VI Interactive's Disintegration is an online game that I couldn't stand at first because of feeling overwhelmed but then later fell in love with and now stan hard for it being the next big thing. Needless to say, it was a roller coaster of emotions, but this online game has a lot more to it than what meets the eye and its strategic play style could be exactly what the online gaming community has been hoping for.
The studio behind the title was founded by one of Halo's co-creators, which is very evident in the RTS / FPS gameplay style that Disintegration has to offer. Though it does have features not the first of its kind, there is something uniquely beautiful about this particular shooter that makes it stand out.
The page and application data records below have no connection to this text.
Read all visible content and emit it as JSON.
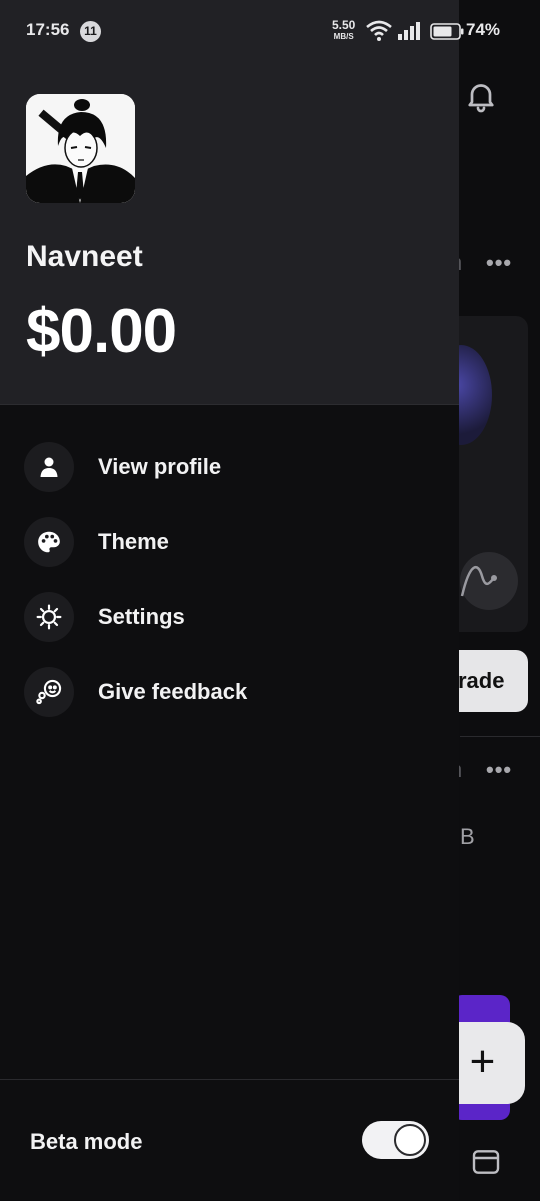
{
  "status_bar": {
    "time": "17:56",
    "notification_count": "11",
    "net_speed_value": "5.50",
    "net_speed_unit": "MB/S",
    "battery_percent": "74%"
  },
  "drawer": {
    "user_name": "Navneet",
    "balance": "$0.00",
    "menu": [
      {
        "label": "View profile",
        "icon": "person-icon"
      },
      {
        "label": "Theme",
        "icon": "palette-icon"
      },
      {
        "label": "Settings",
        "icon": "gear-icon"
      },
      {
        "label": "Give feedback",
        "icon": "feedback-icon"
      }
    ],
    "beta_mode": {
      "label": "Beta mode",
      "enabled": true
    }
  },
  "background": {
    "trade_button_fragment": "rade",
    "letter_fragment": "B",
    "fab_label": "+",
    "faded_fragment": "h"
  },
  "colors": {
    "drawer_bg": "#0e0e10",
    "header_bg": "#212125",
    "accent_purple": "#5b25c8"
  }
}
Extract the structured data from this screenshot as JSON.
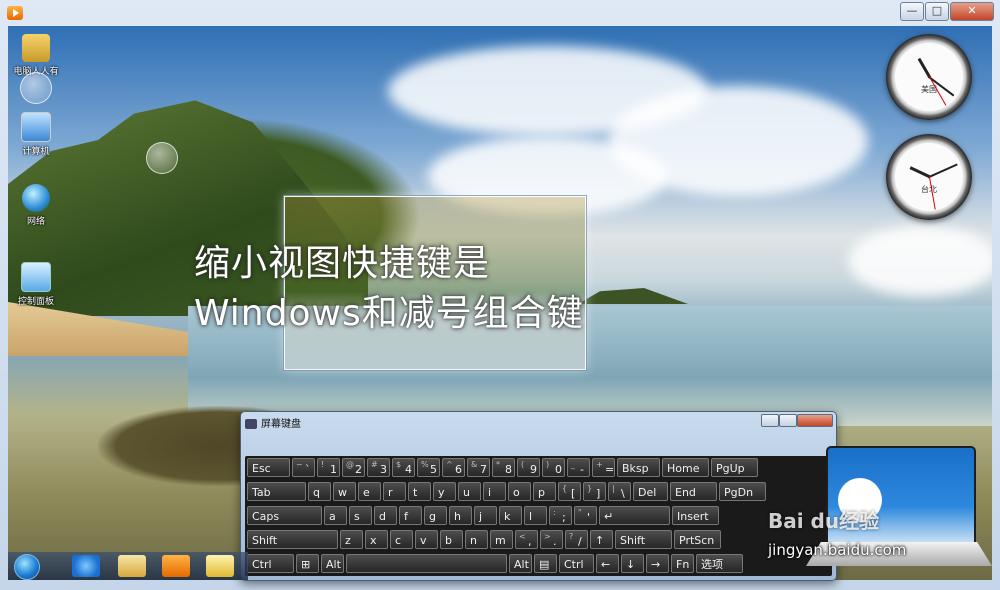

What is Disintegration?
Disintegration is set in a world overrun by detriment. Pollution, war, strife have all overpowered society, effectively wiping out most of mankind which effectively pushed one massive stretch towards survival. That desperation bred the Integration initiative, a means to remove the brain and place it within a robotic hull. This move keeps the human consciousness while removing those pesky needs like food and water. Oh, and sleep. Don't need sleep if you're a robot.
This movement eventually inspired a group of radicalists known as Radon, a group that saw this evolution as the next natural step. That drive then drove Radon to try to integrate every single living being on the plant while taking out anyone who disagrees.
Now that we've got that backstory out of the way, Disintegration blends an RTS experience with a narrative flow. The upcoming game will offer both a multiplayer mode - which is what I played - and a single-player campaign as well for those that want to witness the rise and fall of mankind for themselves.
For the multiplayer, there are two teams of five and communication between those teams is vital. Knowing the different mechs and their skills, communication with the team itself, strategic placement - all of this and more can make or break your chances at a win. The objective is to either plant a bomb or stop a bomb from detonating, It's intricate and kind of overwhelming at first, especially since you become a giant robot that doesn't actually touch the ground. This is an interesting approach to a match but definitely one that takes getting used to. I crashed into walls way more than I'd like to admit and may or may not have gotten turned around more than once.
Since this isn't a traditional shooter, players are going to need to adjust their expectations going in. This game is meant to be continuous action, which can make it chaotic at times, and being able to splinter off and change plans at a drop of a hat is key to success within this particular environment. Once I realized that point, I was able to settle in and take in the experience as it was meant to be perceived. That, and keeping firmly in that RTS mindset helps a lot.
Each squad has its own bikes, its own strengths and weaknesses. I eventually settled on the Neon faction, but there are so many to choose from and each one is vastly different from others. Some will move fast but are easy to take down, while others are slow yet lethal - it really just depends on the player's own personal style and what they feel most comfortable playing as.
Overall the game seemed to have a lot of promise. With esports continuing to rise in opportunity, this strategy-laden experience could potentially blow up on the competitive side of gaming. It's unique and offers a solid online community, I'm definitely interested in learning even more about the game and how the MP ties into the title's main story.
Disintegration releases sometime in 2020.